The remote control for Bernie's old TV, which still doesn't quite feel like mine, sits on my nightstand, next to the shinier one given to me by Time Warner Cable, the company that has the lock on service for my building. I find the clutter annoying but I keep them both there, just in case; they serve the same function as the phone. Utilities for emergency? Emergency what?
Even in the middle of this past night, when I had a lot on my mind and wrestled with sleep, I couldn't bear to pick the remotes up and turn them on. I still haven't figured out if I need them both to make the set work. It seemed more addling to flip through channels with a bad day behind me than it did to just stare into space.
Ten years ago, before Bhutan had TV and before I knew about Bhutan, I wrote a story for the NY Times Circuits section about the remote control and how it changed our lives.
'A Gadget that Taught a Nation to Surf' was its headline.
Okay, so perhaps it wasn't as revolutionary as the birth control pill or the automobile or hot lead type, but the first wireless remote control, when it debuted in 1956, created a culture of instant gratification and couch potato-ness that had not, could not, exist before.

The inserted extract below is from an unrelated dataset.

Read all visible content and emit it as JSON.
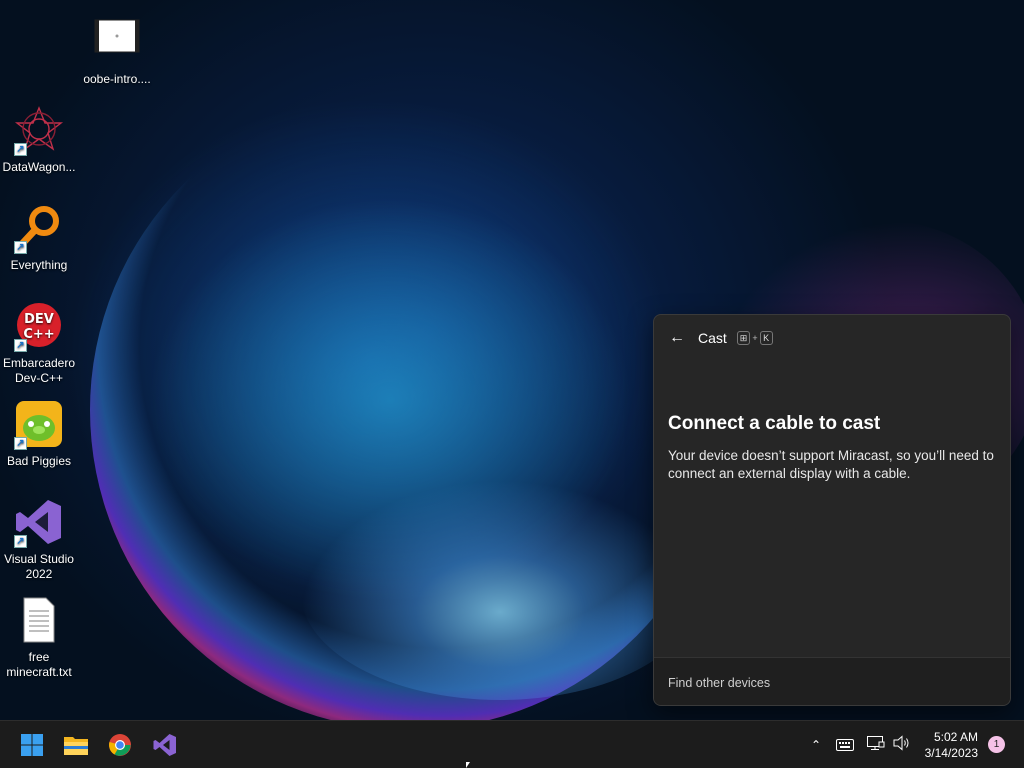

An earlier, wired version presaged the shape of things to come; it was called "Lazy Bones." And there weren't even that many channels to flip through then.

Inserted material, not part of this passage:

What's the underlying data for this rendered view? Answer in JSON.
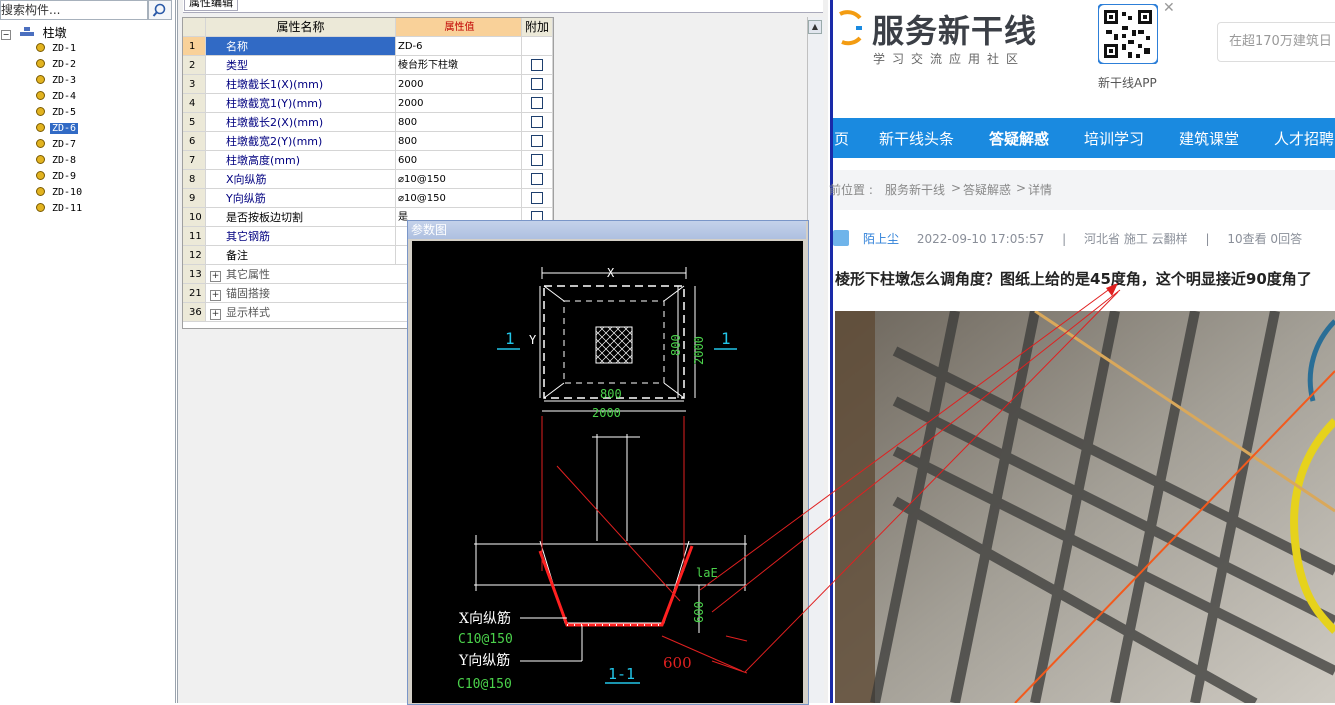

"There's a huge magnetic force in the culture and it goes toward speed, and the remote control was an essential element in that direction," Todd Gitlin, a professor of media studies at New York University, told me back a decade ago. "'Move it along' - that's what matters. The speed of movement and the juxtaposition of different images is absolutely central to how people are living now."

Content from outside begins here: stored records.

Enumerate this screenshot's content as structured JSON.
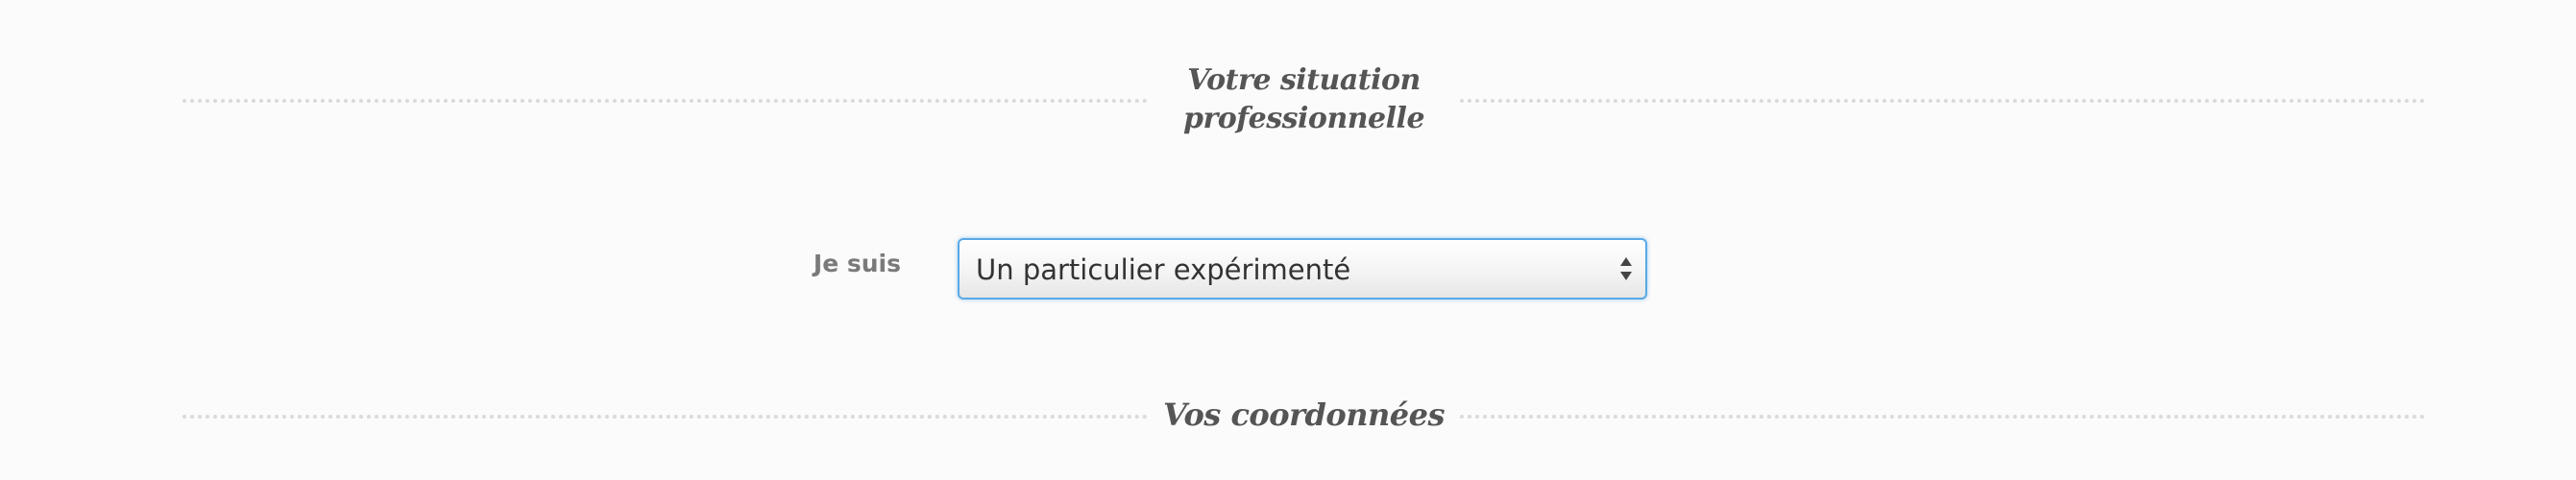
{
  "sections": {
    "professional_situation": {
      "title_line1": "Votre situation",
      "title_line2": "professionnelle"
    },
    "contact_details": {
      "title": "Vos coordonnées"
    }
  },
  "form": {
    "status_field": {
      "label": "Je suis",
      "selected_value": "Un particulier expérimenté",
      "icon": "select-arrows-icon"
    }
  },
  "colors": {
    "heading": "#555555",
    "label": "#7a7a7a",
    "focus_border": "#5aa9e6",
    "divider": "#dadada"
  }
}
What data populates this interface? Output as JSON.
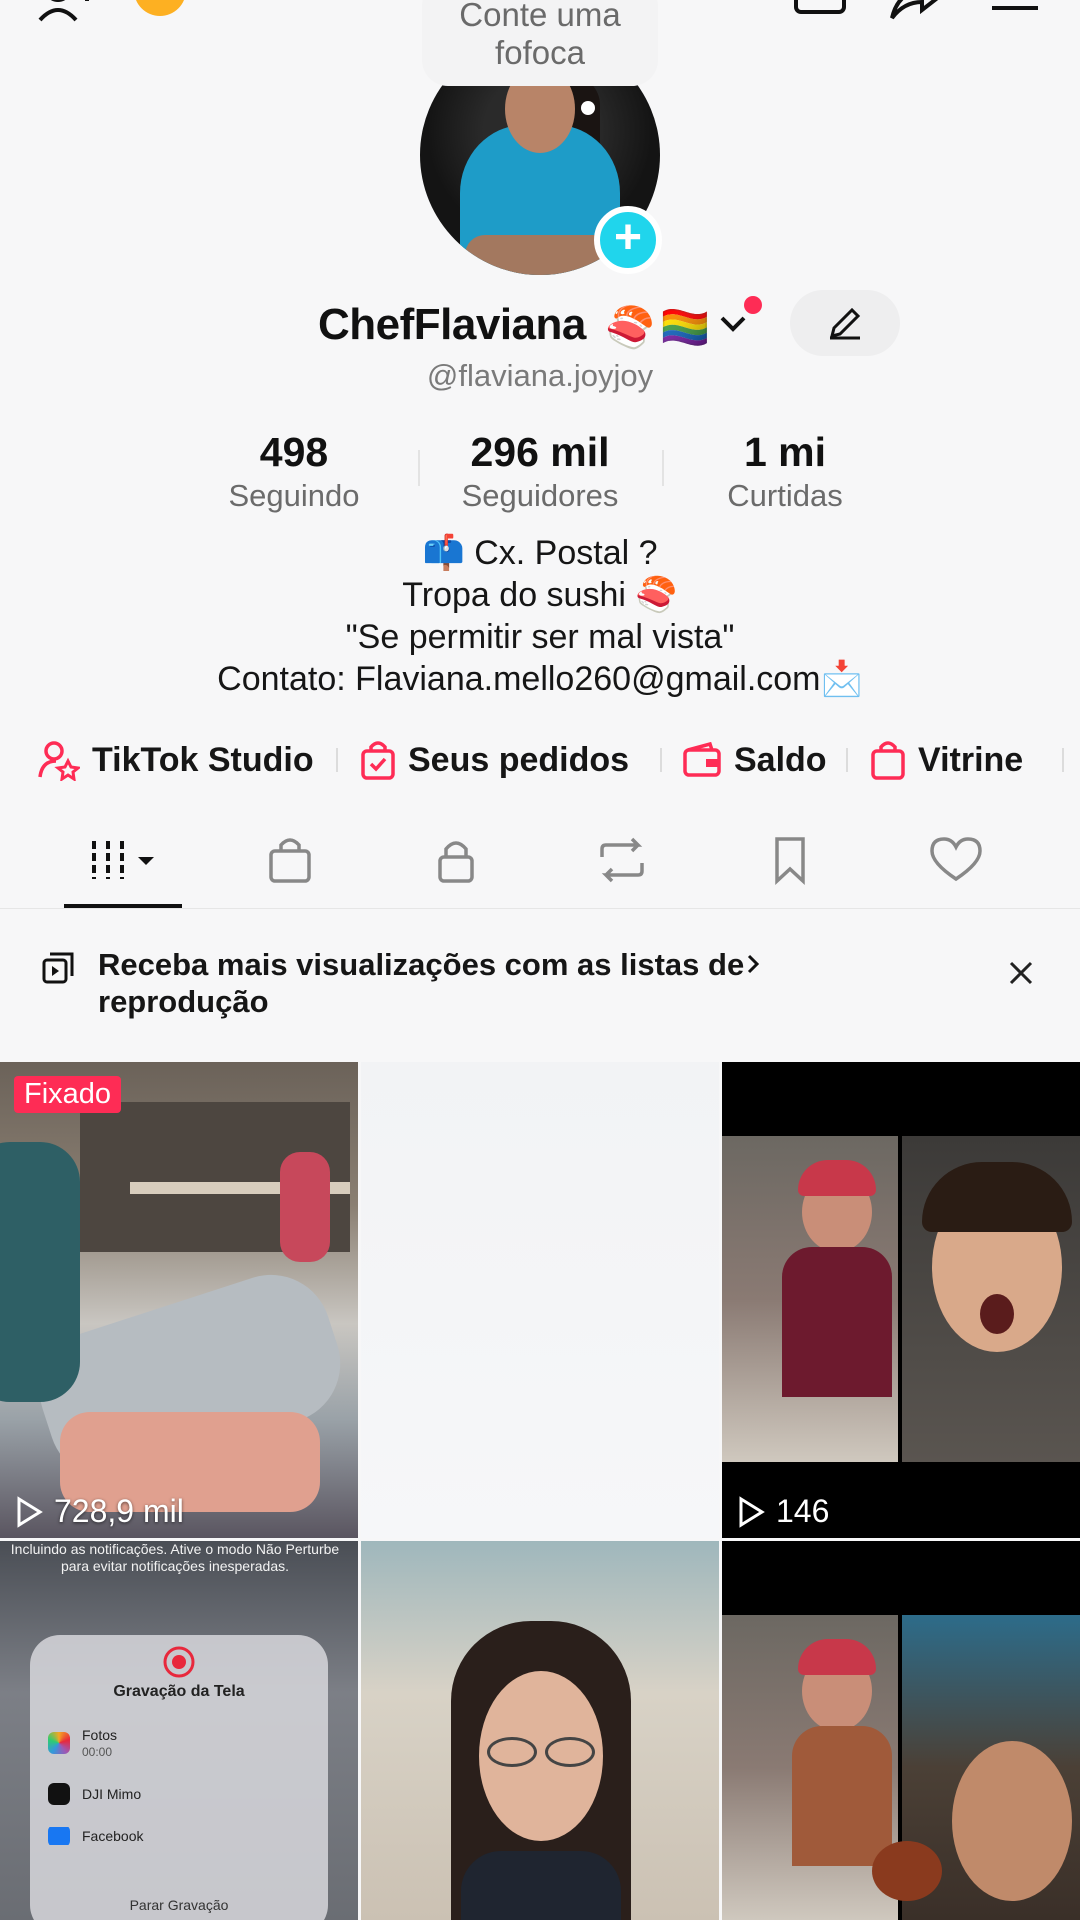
{
  "top_bubble": {
    "text": "Conte uma fofoca"
  },
  "profile": {
    "display_name": "ChefFlaviana",
    "name_emojis": [
      "🍣",
      "🏳️‍🌈"
    ],
    "username": "@flaviana.joyjoy",
    "stats": [
      {
        "value": "498",
        "label": "Seguindo"
      },
      {
        "value": "296 mil",
        "label": "Seguidores"
      },
      {
        "value": "1 mi",
        "label": "Curtidas"
      }
    ],
    "bio": [
      "📫 Cx. Postal ?",
      "Tropa do sushi 🍣",
      "\"Se permitir ser mal vista\"",
      "Contato: Flaviana.mello260@gmail.com📩"
    ]
  },
  "shortcuts": [
    {
      "label": "TikTok Studio",
      "icon": "person-star-icon"
    },
    {
      "label": "Seus pedidos",
      "icon": "order-bag-icon"
    },
    {
      "label": "Saldo",
      "icon": "wallet-icon"
    },
    {
      "label": "Vitrine",
      "icon": "shopping-bag-icon"
    }
  ],
  "tabs": [
    {
      "icon": "grid-videos-icon",
      "active": true
    },
    {
      "icon": "shop-bag-icon"
    },
    {
      "icon": "lock-icon"
    },
    {
      "icon": "repost-icon"
    },
    {
      "icon": "bookmark-icon"
    },
    {
      "icon": "heart-icon"
    }
  ],
  "banner": {
    "text": "Receba mais visualizações com as listas de reprodução"
  },
  "videos": [
    {
      "pinned_label": "Fixado",
      "views": "728,9 mil"
    },
    {
      "views": ""
    },
    {
      "views": "146"
    },
    {
      "overlay_text": "Incluindo as notificações. Ative o modo Não Perturbe para evitar notificações inesperadas.",
      "sheet_title": "Gravação da Tela",
      "sheet_items": [
        {
          "name": "Fotos",
          "sub": "00:00"
        },
        {
          "name": "DJI Mimo"
        },
        {
          "name": "Facebook"
        }
      ],
      "sheet_stop": "Parar Gravação"
    },
    {
      "views": ""
    },
    {
      "views": ""
    }
  ],
  "colors": {
    "accent": "#fe2c55",
    "badge": "#20d5ec",
    "text": "#161616",
    "muted": "#6b6b6b"
  }
}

It seems very quaint now, as I gaze at my iPhone and get ready to hit "submit" on the HuffPo blog software. Forgive me, but since it was such a weird night, I must try to do something that I wish a simple button would make possible: Take a nap.